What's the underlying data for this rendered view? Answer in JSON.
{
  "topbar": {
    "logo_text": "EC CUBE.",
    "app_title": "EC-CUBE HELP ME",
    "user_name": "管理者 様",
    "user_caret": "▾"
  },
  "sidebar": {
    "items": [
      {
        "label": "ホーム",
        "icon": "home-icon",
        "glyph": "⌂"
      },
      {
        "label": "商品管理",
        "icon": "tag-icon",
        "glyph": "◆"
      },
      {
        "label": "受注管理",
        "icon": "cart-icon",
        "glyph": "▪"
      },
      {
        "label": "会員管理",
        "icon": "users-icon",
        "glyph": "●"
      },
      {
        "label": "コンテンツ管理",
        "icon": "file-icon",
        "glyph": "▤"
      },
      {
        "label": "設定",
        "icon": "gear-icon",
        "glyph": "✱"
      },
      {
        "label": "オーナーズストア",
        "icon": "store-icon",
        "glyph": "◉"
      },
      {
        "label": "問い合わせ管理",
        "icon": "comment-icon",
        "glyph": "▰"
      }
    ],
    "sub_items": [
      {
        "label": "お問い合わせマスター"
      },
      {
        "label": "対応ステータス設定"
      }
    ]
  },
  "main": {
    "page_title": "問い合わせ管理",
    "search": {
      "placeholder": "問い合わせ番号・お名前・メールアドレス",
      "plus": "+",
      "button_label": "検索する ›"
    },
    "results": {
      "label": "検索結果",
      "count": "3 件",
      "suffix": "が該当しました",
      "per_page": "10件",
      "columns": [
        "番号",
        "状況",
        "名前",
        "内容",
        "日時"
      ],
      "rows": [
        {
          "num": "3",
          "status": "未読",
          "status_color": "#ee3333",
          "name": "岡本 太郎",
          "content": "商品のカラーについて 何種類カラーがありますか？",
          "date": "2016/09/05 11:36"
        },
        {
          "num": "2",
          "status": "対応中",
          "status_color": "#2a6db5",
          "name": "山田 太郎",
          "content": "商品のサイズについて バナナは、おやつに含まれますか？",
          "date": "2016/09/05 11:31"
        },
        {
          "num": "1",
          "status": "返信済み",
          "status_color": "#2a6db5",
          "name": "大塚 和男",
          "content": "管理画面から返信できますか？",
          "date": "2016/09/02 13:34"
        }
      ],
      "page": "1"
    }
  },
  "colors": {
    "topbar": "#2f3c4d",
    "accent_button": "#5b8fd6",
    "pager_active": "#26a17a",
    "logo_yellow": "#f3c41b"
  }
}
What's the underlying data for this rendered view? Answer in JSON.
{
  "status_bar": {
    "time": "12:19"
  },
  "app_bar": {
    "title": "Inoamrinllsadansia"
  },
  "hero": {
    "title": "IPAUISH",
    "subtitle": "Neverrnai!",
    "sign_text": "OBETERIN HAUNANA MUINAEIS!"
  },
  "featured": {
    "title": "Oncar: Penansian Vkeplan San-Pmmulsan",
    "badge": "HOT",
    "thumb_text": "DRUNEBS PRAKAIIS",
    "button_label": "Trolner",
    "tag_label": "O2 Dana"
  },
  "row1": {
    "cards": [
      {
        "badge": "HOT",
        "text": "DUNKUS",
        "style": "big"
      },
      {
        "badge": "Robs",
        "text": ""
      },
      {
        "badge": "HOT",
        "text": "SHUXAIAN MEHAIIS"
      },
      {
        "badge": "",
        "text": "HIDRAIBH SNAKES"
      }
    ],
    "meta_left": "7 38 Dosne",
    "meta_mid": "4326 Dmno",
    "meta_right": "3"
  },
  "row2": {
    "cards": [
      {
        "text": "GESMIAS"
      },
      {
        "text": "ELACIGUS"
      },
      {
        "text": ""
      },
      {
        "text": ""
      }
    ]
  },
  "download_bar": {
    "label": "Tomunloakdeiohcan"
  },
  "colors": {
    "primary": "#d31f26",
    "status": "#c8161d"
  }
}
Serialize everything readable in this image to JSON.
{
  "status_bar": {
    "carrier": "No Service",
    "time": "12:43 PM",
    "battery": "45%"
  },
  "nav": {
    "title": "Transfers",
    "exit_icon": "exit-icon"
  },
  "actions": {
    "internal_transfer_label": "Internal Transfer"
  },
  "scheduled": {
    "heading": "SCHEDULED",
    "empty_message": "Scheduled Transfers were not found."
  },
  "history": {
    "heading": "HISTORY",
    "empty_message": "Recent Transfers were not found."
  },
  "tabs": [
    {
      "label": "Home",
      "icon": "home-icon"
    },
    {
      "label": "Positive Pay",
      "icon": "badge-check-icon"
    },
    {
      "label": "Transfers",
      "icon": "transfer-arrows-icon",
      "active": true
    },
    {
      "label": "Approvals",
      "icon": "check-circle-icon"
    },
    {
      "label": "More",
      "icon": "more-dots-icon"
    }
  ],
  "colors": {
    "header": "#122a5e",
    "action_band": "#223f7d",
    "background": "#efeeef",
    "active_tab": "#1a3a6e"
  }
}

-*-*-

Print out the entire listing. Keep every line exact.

**The completed task:**
What's the underlying data for this rendered view? Answer in JSON.
{
  "topbar": {
    "logo_text": "EC CUBE.",
    "app_title": "EC-CUBE HELP ME",
    "user_name": "管理者 様",
    "user_caret": "▾"
  },
  "sidebar": {
    "items": [
      {
        "label": "ホーム",
        "icon": "home-icon",
        "glyph": "⌂"
      },
      {
        "label": "商品管理",
        "icon": "tag-icon",
        "glyph": "◆"
      },
      {
        "label": "受注管理",
        "icon": "cart-icon",
        "glyph": "▪"
      },
      {
        "label": "会員管理",
        "icon": "users-icon",
        "glyph": "●"
      },
      {
        "label": "コンテンツ管理",
        "icon": "file-icon",
        "glyph": "▤"
      },
      {
        "label": "設定",
        "icon": "gear-icon",
        "glyph": "✱"
      },
      {
        "label": "オーナーズストア",
        "icon": "store-icon",
        "glyph": "◉"
      },
      {
        "label": "問い合わせ管理",
        "icon": "comment-icon",
        "glyph": "▰"
      }
    ],
    "sub_items": [
      {
        "label": "お問い合わせマスター"
      },
      {
        "label": "対応ステータス設定"
      }
    ]
  },
  "main": {
    "page_title": "問い合わせ管理",
    "search": {
      "placeholder": "問い合わせ番号・お名前・メールアドレス",
      "plus": "+",
      "button_label": "検索する ›"
    },
    "results": {
      "label": "検索結果",
      "count": "3 件",
      "suffix": "が該当しました",
      "per_page": "10件",
      "columns": [
        "番号",
        "状況",
        "名前",
        "内容",
        "日時"
      ],
      "rows": [
        {
          "num": "3",
          "status": "未読",
          "status_color": "#ee3333",
          "name": "岡本 太郎",
          "content": "商品のカラーについて 何種類カラーがありますか？",
          "date": "2016/09/05 11:36"
        },
        {
          "num": "2",
          "status": "対応中",
          "status_color": "#2a6db5",
          "name": "山田 太郎",
          "content": "商品のサイズについて バナナは、おやつに含まれますか？",
          "date": "2016/09/05 11:31"
        },
        {
          "num": "1",
          "status": "返信済み",
          "status_color": "#2a6db5",
          "name": "大塚 和男",
          "content": "管理画面から返信できますか？",
          "date": "2016/09/02 13:34"
        }
      ],
      "page": "1"
    }
  },
  "colors": {
    "topbar": "#2f3c4d",
    "accent_button": "#5b8fd6",
    "pager_active": "#26a17a",
    "logo_yellow": "#f3c41b"
  }
}
What's the underlying data for this rendered view? Answer in JSON.
{
  "status_bar": {
    "time": "12:19"
  },
  "app_bar": {
    "title": "Inoamrinllsadansia"
  },
  "hero": {
    "title": "IPAUISH",
    "subtitle": "Neverrnai!",
    "sign_text": "OBETERIN HAUNANA MUINAEIS!"
  },
  "featured": {
    "title": "Oncar: Penansian Vkeplan San-Pmmulsan",
    "badge": "HOT",
    "thumb_text": "DRUNEBS PRAKAIIS",
    "button_label": "Trolner",
    "tag_label": "O2 Dana"
  },
  "row1": {
    "cards": [
      {
        "badge": "HOT",
        "text": "DUNKUS",
        "style": "big"
      },
      {
        "badge": "Robs",
        "text": ""
      },
      {
        "badge": "HOT",
        "text": "SHUXAIAN MEHAIIS"
      },
      {
        "badge": "",
        "text": "HIDRAIBH SNAKES"
      }
    ],
    "meta_left": "7 38 Dosne",
    "meta_mid": "4326 Dmno",
    "meta_right": "3"
  },
  "row2": {
    "cards": [
      {
        "text": "GESMIAS"
      },
      {
        "text": "ELACIGUS"
      },
      {
        "text": ""
      },
      {
        "text": ""
      }
    ]
  },
  "download_bar": {
    "label": "Tomunloakdeiohcan"
  },
  "colors": {
    "primary": "#d31f26",
    "status": "#c8161d"
  }
}
Serialize everything readable in this image to JSON.
{
  "status_bar": {
    "carrier": "No Service",
    "time": "12:43 PM",
    "battery": "45%"
  },
  "nav": {
    "title": "Transfers",
    "exit_icon": "exit-icon"
  },
  "actions": {
    "internal_transfer_label": "Internal Transfer"
  },
  "scheduled": {
    "heading": "SCHEDULED",
    "empty_message": "Scheduled Transfers were not found."
  },
  "history": {
    "heading": "HISTORY",
    "empty_message": "Recent Transfers were not found."
  },
  "tabs": [
    {
      "label": "Home",
      "icon": "home-icon"
    },
    {
      "label": "Positive Pay",
      "icon": "badge-check-icon"
    },
    {
      "label": "Transfers",
      "icon": "transfer-arrows-icon",
      "active": true
    },
    {
      "label": "Approvals",
      "icon": "check-circle-icon"
    },
    {
      "label": "More",
      "icon": "more-dots-icon"
    }
  ],
  "colors": {
    "header": "#122a5e",
    "action_band": "#223f7d",
    "background": "#efeeef",
    "active_tab": "#1a3a6e"
  }
}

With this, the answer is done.